Author: Associate Professor Martin Hensher, Deputy Director, Deakin Health Economics, Deakin University.
When former Prime Ministers start suggesting that governments should think like health economists rather than trauma doctors, and the news is full of voices calling for greater use of the Quality Adjusted Life Year (QALY), AHES members might be forgiven for allowing a quiet smile of satisfaction to flicker across their faces. Although older and more cynical heads might equally begin to worry that an ambush or a policy smash-up may lie not far ahead…But what should the health economist on the tools make of this sudden focus on our trade, and how have we done so far?
Here at Deakin Health Economics, we have certainly been busy – and that is perhaps part of the challenge. Like so much of the world, we moved to working from home six months ago, moved all our teaching online, jury-rigged existing research projects to continue at a distance, wrangled kids and home-schooling, managed stress, experienced family crises or bereavements in other states or far-away lands that were suddenly unreachable ...you’ve all experienced it. We’ve dived into work on the economics of mental health, the role of COVID health apps, the implications of COVID for heroin users, how to respond aggressively to the health impacts of mass unemployment , and even what the badly broken economics of information and COVID might augur for a sustainable future – not to mention a growing line of business in evaluating telehealth services. With the help of Deakin’s own rock-star epidemiologist, we’ve even had a pop at inserting some actual health economists’ views into the increasingly interminable “lives versus the economy” non-debate.
But, but, but…have we as health economists (whether here or overseas) really managed to shape COVID-19 policy debates, or to deliver the kind of knock-down evidence that pierces through the fog of war? Have we followed up on our own and others’ exhortations to use QALYs or DALYs (or whatever is your personal favourite flavour) with working models that can actually answer the big questions policy-makers are struggling with? Have we offered decision-makers tools that reduce their uncertainty on wicked problems, and at least help them to reduce the number of unknowns they are juggling? This is harder to answer right now – and, of course, I can’t know about all the blockbuster secret weapons which readers might be hard at work on as I write. But I have a few ideas on why it’s been hard, if you will indulge me.
The biggest is perhaps the easiest to see and the hardest to solve – if you have to keep doing a busy day job (which has just been made exponentially more complicated by the pandemic), there’s only so much extra work you can fit in. If we need a health economics version of the Manhattan Project to tackle COVID-19, then we need (figuratively speaking) to ship our best people off into the desert where they don’t need to worry about teaching, grant-writing, finishing other projects, doing the laundry, or malfunctioning primary school homework apps. I‘m not sure that Australian universities’ current business model knows how to do that, even if they were willing.

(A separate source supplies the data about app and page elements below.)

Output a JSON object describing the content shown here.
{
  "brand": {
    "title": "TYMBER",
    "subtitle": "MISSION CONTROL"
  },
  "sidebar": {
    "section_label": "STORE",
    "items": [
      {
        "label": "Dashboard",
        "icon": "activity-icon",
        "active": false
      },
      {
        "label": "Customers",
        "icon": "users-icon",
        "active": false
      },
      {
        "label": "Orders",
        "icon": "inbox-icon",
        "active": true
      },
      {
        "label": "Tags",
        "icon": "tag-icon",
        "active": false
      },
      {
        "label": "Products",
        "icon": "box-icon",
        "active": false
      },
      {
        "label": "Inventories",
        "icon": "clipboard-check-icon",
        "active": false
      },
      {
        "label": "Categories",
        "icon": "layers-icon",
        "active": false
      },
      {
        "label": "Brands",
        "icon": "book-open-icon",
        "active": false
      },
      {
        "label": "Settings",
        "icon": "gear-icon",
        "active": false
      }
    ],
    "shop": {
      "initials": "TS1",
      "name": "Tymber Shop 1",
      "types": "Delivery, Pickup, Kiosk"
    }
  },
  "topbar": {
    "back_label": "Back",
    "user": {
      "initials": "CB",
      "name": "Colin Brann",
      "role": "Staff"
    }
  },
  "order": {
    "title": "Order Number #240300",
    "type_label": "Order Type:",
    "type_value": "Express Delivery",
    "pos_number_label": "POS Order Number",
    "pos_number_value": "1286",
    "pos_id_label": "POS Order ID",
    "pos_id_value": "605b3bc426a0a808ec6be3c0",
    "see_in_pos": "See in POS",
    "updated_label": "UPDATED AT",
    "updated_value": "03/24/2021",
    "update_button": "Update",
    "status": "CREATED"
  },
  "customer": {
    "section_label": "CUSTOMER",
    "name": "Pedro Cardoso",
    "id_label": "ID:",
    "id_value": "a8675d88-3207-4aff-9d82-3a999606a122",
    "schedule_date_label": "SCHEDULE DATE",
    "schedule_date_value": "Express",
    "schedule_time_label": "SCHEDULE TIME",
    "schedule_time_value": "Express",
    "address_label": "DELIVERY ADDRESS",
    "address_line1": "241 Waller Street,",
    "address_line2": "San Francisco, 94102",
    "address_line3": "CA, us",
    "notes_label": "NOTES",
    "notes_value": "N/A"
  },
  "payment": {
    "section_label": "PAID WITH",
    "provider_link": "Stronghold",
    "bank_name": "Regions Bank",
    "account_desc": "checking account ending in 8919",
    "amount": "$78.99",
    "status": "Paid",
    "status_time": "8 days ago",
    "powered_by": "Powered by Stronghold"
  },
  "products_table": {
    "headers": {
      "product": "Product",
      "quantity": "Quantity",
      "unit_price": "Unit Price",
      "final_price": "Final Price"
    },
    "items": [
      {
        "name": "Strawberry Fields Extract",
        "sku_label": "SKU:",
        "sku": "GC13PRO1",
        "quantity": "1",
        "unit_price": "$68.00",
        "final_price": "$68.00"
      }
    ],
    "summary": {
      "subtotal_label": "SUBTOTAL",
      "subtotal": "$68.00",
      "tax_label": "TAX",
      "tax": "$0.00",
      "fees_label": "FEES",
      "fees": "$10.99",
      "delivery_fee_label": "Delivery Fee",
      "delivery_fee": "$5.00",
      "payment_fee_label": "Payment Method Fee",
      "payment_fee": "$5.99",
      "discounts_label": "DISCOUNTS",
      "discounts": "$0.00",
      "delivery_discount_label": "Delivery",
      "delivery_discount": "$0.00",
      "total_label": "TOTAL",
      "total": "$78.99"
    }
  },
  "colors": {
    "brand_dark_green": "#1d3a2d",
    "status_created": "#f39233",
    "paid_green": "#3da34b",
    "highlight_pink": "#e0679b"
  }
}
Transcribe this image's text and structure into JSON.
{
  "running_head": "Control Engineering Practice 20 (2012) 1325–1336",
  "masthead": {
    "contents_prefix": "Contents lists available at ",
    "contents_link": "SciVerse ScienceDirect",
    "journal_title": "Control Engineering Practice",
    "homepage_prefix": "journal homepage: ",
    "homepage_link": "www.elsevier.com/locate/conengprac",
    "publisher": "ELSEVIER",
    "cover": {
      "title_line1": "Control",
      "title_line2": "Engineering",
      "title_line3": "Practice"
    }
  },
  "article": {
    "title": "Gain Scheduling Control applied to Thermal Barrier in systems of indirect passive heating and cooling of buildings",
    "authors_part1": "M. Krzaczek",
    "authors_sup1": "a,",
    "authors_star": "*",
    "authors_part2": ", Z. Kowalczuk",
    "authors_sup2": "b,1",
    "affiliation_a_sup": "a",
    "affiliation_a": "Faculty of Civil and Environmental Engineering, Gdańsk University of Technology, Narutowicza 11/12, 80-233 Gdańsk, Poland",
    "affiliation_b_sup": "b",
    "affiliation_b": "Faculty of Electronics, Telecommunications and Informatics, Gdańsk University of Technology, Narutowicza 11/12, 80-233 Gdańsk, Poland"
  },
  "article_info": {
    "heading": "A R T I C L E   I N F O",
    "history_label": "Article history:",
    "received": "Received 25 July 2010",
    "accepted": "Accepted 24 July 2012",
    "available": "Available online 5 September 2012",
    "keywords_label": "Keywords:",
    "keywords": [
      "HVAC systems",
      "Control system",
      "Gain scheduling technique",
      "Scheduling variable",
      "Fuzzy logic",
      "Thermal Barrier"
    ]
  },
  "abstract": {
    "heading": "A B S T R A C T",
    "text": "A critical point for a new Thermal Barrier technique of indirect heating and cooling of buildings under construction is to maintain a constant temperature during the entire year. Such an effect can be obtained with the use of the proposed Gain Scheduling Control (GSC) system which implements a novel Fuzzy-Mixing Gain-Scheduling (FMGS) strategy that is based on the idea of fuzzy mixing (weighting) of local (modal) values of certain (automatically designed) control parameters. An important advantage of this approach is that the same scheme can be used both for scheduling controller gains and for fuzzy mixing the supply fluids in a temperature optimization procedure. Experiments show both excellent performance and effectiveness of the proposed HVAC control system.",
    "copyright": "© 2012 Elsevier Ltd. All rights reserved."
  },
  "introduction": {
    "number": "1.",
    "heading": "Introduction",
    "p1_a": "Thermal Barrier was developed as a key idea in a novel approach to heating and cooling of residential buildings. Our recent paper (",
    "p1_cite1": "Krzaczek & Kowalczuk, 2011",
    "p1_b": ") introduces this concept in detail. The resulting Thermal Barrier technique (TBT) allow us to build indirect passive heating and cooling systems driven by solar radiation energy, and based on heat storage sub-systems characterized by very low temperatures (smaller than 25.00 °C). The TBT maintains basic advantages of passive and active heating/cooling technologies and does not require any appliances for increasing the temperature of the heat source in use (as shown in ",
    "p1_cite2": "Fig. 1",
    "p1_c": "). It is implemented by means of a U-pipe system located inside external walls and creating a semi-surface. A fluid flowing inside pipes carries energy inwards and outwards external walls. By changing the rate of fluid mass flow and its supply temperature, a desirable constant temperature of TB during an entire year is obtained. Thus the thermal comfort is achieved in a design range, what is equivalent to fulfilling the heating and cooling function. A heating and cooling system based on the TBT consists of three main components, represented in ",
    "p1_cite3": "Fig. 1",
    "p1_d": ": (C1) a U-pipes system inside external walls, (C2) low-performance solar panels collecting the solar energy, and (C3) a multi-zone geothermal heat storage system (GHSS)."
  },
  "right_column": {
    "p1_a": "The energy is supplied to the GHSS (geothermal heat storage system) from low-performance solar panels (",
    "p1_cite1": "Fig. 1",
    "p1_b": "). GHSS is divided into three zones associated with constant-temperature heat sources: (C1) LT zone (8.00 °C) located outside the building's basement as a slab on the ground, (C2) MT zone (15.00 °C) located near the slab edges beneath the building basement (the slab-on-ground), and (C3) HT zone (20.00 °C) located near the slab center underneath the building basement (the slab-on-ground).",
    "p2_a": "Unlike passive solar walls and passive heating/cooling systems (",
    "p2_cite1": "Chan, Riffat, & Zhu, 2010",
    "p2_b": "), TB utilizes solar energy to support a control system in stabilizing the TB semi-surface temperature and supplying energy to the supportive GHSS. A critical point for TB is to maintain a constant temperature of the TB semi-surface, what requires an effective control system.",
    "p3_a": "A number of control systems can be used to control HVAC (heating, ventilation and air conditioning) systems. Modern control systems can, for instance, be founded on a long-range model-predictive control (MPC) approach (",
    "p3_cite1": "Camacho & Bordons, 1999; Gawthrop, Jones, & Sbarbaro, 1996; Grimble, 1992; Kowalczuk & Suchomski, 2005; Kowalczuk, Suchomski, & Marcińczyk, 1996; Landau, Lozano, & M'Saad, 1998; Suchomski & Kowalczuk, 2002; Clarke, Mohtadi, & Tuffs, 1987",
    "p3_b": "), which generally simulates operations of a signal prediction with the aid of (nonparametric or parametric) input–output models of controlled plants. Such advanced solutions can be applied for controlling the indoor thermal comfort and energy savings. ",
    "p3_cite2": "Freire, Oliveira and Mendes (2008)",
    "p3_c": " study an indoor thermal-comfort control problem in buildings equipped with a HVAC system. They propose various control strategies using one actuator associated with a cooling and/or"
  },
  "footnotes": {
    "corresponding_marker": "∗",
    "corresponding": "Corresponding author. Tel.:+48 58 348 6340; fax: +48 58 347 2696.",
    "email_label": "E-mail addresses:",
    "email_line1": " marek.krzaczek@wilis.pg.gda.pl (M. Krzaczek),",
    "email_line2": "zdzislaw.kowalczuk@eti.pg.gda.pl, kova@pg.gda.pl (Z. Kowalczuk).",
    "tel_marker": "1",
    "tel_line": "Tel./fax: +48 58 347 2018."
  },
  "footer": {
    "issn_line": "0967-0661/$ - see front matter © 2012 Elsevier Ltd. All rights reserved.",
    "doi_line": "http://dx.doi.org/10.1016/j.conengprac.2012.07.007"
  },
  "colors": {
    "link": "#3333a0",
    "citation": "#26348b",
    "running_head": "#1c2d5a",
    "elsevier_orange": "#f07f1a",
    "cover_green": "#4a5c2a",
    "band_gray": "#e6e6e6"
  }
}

Second, we need a seat at the table if we are to make our voices heard in shaping policy solutions. It’s hardly a surprise (nor, indeed, a criticism) that the response to a pandemic infectious disease will be run by public health and infectious disease specialists; as we have learned from the many nations which have suffered grossly botched responses, this is the very minimum prerequisite to avoid disaster. However, we need health economists inside those key agencies, and they need to be senior enough to drive policy and brief Ministers eyeball to eyeball. This is a job that it is hard for external academics to do well. Some have seen debates about whether federal and state / territory Health Departments should have a chief economist as tokenistic; I would argue that COVID-19 has vividly demonstrated why having these roles – at senior executive levels – is no longer a luxury, but a necessity.
Closer to home, health economists need to brush up on their macroeconomics and start building better alliances with other economic disciplines. We need to be able to offer sensible advice and evidence on more than just the finer points of economic evaluation in healthcare; the longer term impacts of COVID on health and healthcare will be systemic and macroeconomic, not down in the weeds of drugs or vaccines. Finally, we need not to be scared to lead deeper debates about future reform of the health system, as we enter what is likely to be a new era of economic, societal and environmental challenges. Health systems will be renewing themselves in the years ahead; health economists need to lead the charge with novel and robust evidence to help them meet new challenges with imagination and vigour.